# WHAT TO PRODUCE
Where the string "title" appears in a line of the material below, copy that line.

******************************

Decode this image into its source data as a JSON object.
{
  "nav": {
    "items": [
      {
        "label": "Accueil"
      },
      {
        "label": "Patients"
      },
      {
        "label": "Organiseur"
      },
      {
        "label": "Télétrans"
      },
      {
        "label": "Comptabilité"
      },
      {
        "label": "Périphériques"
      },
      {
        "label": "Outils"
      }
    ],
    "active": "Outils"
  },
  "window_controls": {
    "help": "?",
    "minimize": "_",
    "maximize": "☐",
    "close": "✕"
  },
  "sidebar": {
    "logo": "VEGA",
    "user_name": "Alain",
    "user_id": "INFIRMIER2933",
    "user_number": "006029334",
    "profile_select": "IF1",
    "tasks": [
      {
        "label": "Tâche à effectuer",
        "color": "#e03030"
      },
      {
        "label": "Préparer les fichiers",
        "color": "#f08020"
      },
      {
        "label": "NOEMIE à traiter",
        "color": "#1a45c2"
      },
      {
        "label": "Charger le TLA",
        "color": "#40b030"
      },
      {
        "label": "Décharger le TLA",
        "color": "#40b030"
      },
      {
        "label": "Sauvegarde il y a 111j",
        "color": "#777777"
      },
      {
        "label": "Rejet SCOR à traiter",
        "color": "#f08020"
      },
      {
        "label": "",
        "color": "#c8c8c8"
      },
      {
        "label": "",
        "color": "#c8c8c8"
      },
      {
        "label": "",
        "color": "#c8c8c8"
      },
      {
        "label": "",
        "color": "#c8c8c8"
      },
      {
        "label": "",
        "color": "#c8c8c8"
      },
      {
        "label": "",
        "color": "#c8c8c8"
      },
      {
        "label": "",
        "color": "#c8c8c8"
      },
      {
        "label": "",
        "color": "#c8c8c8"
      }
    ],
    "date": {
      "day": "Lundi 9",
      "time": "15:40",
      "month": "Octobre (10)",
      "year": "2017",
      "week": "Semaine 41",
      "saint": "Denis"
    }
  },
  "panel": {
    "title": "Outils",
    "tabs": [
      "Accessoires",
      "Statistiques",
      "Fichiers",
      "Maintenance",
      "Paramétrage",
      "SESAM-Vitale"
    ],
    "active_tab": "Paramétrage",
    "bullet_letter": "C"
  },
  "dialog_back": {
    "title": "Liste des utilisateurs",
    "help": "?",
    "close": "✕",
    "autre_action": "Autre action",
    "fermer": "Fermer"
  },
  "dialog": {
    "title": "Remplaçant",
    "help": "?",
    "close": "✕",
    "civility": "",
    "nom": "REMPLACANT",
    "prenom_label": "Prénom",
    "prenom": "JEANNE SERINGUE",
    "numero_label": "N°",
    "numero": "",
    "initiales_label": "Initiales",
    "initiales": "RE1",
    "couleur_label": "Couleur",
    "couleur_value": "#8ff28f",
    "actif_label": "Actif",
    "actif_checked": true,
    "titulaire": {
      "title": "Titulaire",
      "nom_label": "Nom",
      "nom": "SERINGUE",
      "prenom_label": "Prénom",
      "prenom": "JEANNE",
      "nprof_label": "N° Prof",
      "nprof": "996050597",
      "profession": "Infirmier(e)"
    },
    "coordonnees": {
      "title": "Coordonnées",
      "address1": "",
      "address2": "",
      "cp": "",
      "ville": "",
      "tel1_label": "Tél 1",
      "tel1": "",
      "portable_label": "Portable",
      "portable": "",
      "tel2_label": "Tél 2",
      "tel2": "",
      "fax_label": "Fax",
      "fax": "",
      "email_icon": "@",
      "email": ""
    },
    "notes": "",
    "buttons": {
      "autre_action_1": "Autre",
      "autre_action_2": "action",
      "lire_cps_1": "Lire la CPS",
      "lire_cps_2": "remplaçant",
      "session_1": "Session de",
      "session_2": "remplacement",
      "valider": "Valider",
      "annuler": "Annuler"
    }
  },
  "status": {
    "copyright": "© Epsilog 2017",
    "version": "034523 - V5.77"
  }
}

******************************

# TASK RESULT
    "title": "Outils",
    "title": "Liste des utilisateurs",
    "title": "Remplaçant",
      "title": "Titulaire",
      "title": "Coordonnées",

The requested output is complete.